It didn’t come as much of a surprise when Joe Arpaio, the notoriously anti-immigration sheriff from Arizona, formally endorsed Donald Trump earlier this week. In an interview with Fusion’s Jorge Ramos, Arpaio applauded the unprecedented attention Trump has given the issue of undocumented immigrants.
“You know why you have to give Trump credit, whether you like him or not?” the sheriff asked Ramos. “He opened the door, Jorge. Now there’s a lot of talk about it. That’s good. Nobody wanted to talk about it.”
When Ramos asked Arpaio whether Trump’s plan to deport 11 million undocumented immigrants was feasible, the sheriff proudly cited his own deportation record while he had status as a federal immigration agent several years ago.
“Everybody accused me that 100,000 people—people from foreign countries—left town. They went back to where they came from, or whatever,” Arpaio told Ramos. “So if this little old sheriff can cause—if you want to believe it—many, many people leaving and going back to their country, why can’t you do that nationwide?”

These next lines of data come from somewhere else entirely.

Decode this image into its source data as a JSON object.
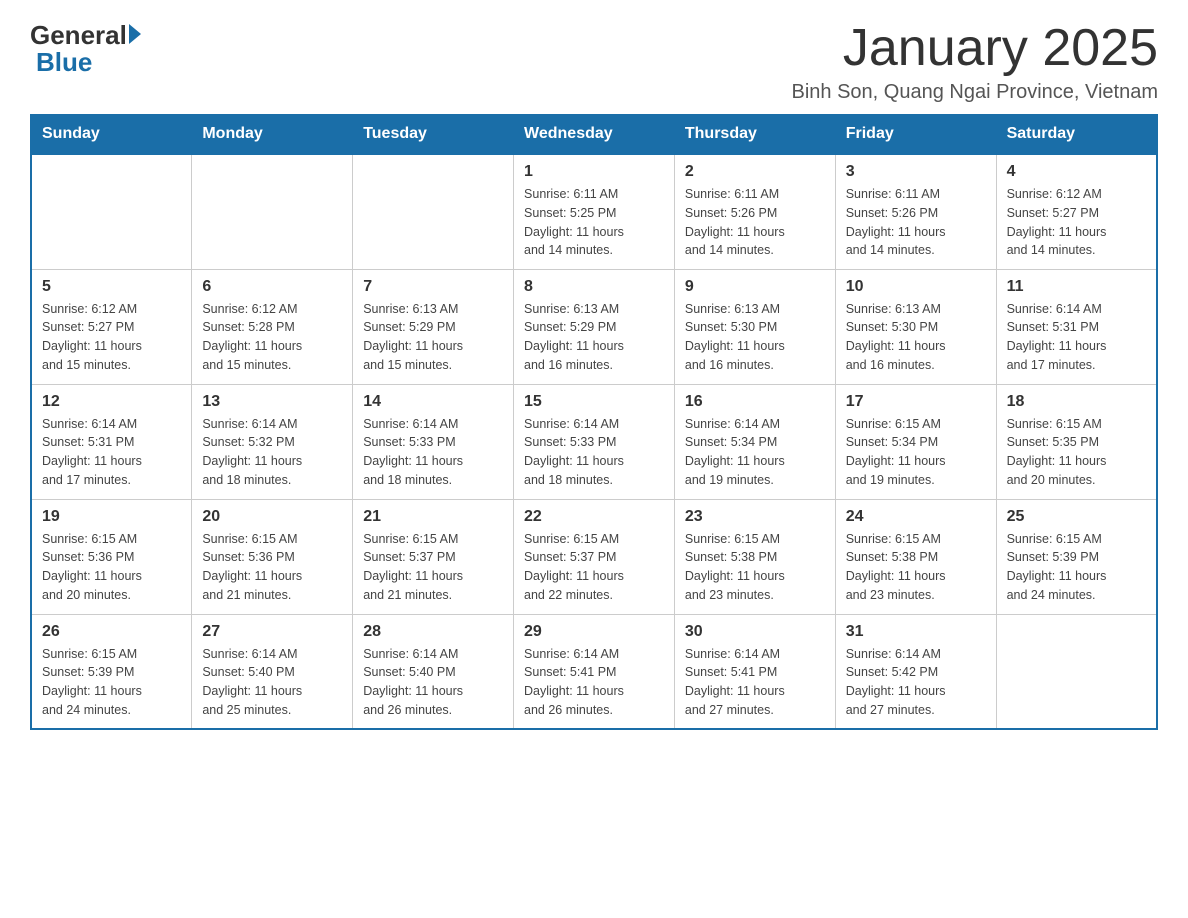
{
  "header": {
    "logo_general": "General",
    "logo_blue": "Blue",
    "month_title": "January 2025",
    "location": "Binh Son, Quang Ngai Province, Vietnam"
  },
  "days_of_week": [
    "Sunday",
    "Monday",
    "Tuesday",
    "Wednesday",
    "Thursday",
    "Friday",
    "Saturday"
  ],
  "weeks": [
    [
      {
        "day": "",
        "info": ""
      },
      {
        "day": "",
        "info": ""
      },
      {
        "day": "",
        "info": ""
      },
      {
        "day": "1",
        "info": "Sunrise: 6:11 AM\nSunset: 5:25 PM\nDaylight: 11 hours\nand 14 minutes."
      },
      {
        "day": "2",
        "info": "Sunrise: 6:11 AM\nSunset: 5:26 PM\nDaylight: 11 hours\nand 14 minutes."
      },
      {
        "day": "3",
        "info": "Sunrise: 6:11 AM\nSunset: 5:26 PM\nDaylight: 11 hours\nand 14 minutes."
      },
      {
        "day": "4",
        "info": "Sunrise: 6:12 AM\nSunset: 5:27 PM\nDaylight: 11 hours\nand 14 minutes."
      }
    ],
    [
      {
        "day": "5",
        "info": "Sunrise: 6:12 AM\nSunset: 5:27 PM\nDaylight: 11 hours\nand 15 minutes."
      },
      {
        "day": "6",
        "info": "Sunrise: 6:12 AM\nSunset: 5:28 PM\nDaylight: 11 hours\nand 15 minutes."
      },
      {
        "day": "7",
        "info": "Sunrise: 6:13 AM\nSunset: 5:29 PM\nDaylight: 11 hours\nand 15 minutes."
      },
      {
        "day": "8",
        "info": "Sunrise: 6:13 AM\nSunset: 5:29 PM\nDaylight: 11 hours\nand 16 minutes."
      },
      {
        "day": "9",
        "info": "Sunrise: 6:13 AM\nSunset: 5:30 PM\nDaylight: 11 hours\nand 16 minutes."
      },
      {
        "day": "10",
        "info": "Sunrise: 6:13 AM\nSunset: 5:30 PM\nDaylight: 11 hours\nand 16 minutes."
      },
      {
        "day": "11",
        "info": "Sunrise: 6:14 AM\nSunset: 5:31 PM\nDaylight: 11 hours\nand 17 minutes."
      }
    ],
    [
      {
        "day": "12",
        "info": "Sunrise: 6:14 AM\nSunset: 5:31 PM\nDaylight: 11 hours\nand 17 minutes."
      },
      {
        "day": "13",
        "info": "Sunrise: 6:14 AM\nSunset: 5:32 PM\nDaylight: 11 hours\nand 18 minutes."
      },
      {
        "day": "14",
        "info": "Sunrise: 6:14 AM\nSunset: 5:33 PM\nDaylight: 11 hours\nand 18 minutes."
      },
      {
        "day": "15",
        "info": "Sunrise: 6:14 AM\nSunset: 5:33 PM\nDaylight: 11 hours\nand 18 minutes."
      },
      {
        "day": "16",
        "info": "Sunrise: 6:14 AM\nSunset: 5:34 PM\nDaylight: 11 hours\nand 19 minutes."
      },
      {
        "day": "17",
        "info": "Sunrise: 6:15 AM\nSunset: 5:34 PM\nDaylight: 11 hours\nand 19 minutes."
      },
      {
        "day": "18",
        "info": "Sunrise: 6:15 AM\nSunset: 5:35 PM\nDaylight: 11 hours\nand 20 minutes."
      }
    ],
    [
      {
        "day": "19",
        "info": "Sunrise: 6:15 AM\nSunset: 5:36 PM\nDaylight: 11 hours\nand 20 minutes."
      },
      {
        "day": "20",
        "info": "Sunrise: 6:15 AM\nSunset: 5:36 PM\nDaylight: 11 hours\nand 21 minutes."
      },
      {
        "day": "21",
        "info": "Sunrise: 6:15 AM\nSunset: 5:37 PM\nDaylight: 11 hours\nand 21 minutes."
      },
      {
        "day": "22",
        "info": "Sunrise: 6:15 AM\nSunset: 5:37 PM\nDaylight: 11 hours\nand 22 minutes."
      },
      {
        "day": "23",
        "info": "Sunrise: 6:15 AM\nSunset: 5:38 PM\nDaylight: 11 hours\nand 23 minutes."
      },
      {
        "day": "24",
        "info": "Sunrise: 6:15 AM\nSunset: 5:38 PM\nDaylight: 11 hours\nand 23 minutes."
      },
      {
        "day": "25",
        "info": "Sunrise: 6:15 AM\nSunset: 5:39 PM\nDaylight: 11 hours\nand 24 minutes."
      }
    ],
    [
      {
        "day": "26",
        "info": "Sunrise: 6:15 AM\nSunset: 5:39 PM\nDaylight: 11 hours\nand 24 minutes."
      },
      {
        "day": "27",
        "info": "Sunrise: 6:14 AM\nSunset: 5:40 PM\nDaylight: 11 hours\nand 25 minutes."
      },
      {
        "day": "28",
        "info": "Sunrise: 6:14 AM\nSunset: 5:40 PM\nDaylight: 11 hours\nand 26 minutes."
      },
      {
        "day": "29",
        "info": "Sunrise: 6:14 AM\nSunset: 5:41 PM\nDaylight: 11 hours\nand 26 minutes."
      },
      {
        "day": "30",
        "info": "Sunrise: 6:14 AM\nSunset: 5:41 PM\nDaylight: 11 hours\nand 27 minutes."
      },
      {
        "day": "31",
        "info": "Sunrise: 6:14 AM\nSunset: 5:42 PM\nDaylight: 11 hours\nand 27 minutes."
      },
      {
        "day": "",
        "info": ""
      }
    ]
  ]
}
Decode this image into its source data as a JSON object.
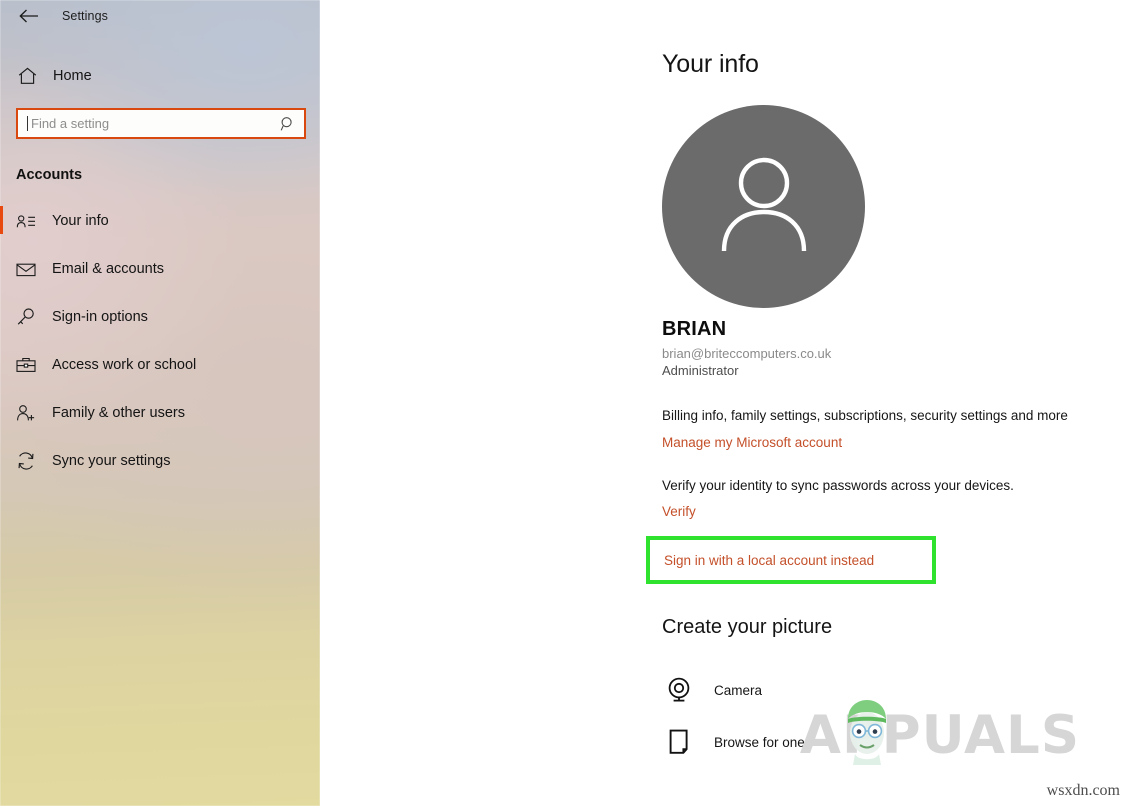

Since becoming sheriff of Maricopa County in 1993, Arpaio has been known for his relentless crackdowns on undocumented immigrants, and in 2013 was accused by the Justice Department of discriminatory behavior toward Hispanics, including racial profiling during roundups and unlawful detention.
Despite their shared hard-line approach to undocumented immigrants, the sheriff said he has no desire to play second fiddle to Trump.
“Vice president? Why would I want to be vice president?” he said. “I’d rather report to the 4 million people as the elected sheriff than some governor or president. I like reporting to the people. Whether they like me or not, it’s an honor to report to those people here in Arizona.”
Arpaio also told Ramos that Trump has the Latino vote on his side, despite, as Ramos pointed out, polls suggesting otherwise.
“They love him. Do you know why? Because he’s going to get them jobs. That’s what they want.”
Unfortunately for the sheriff, all recent data points to the contrary.
Watch the full interview here: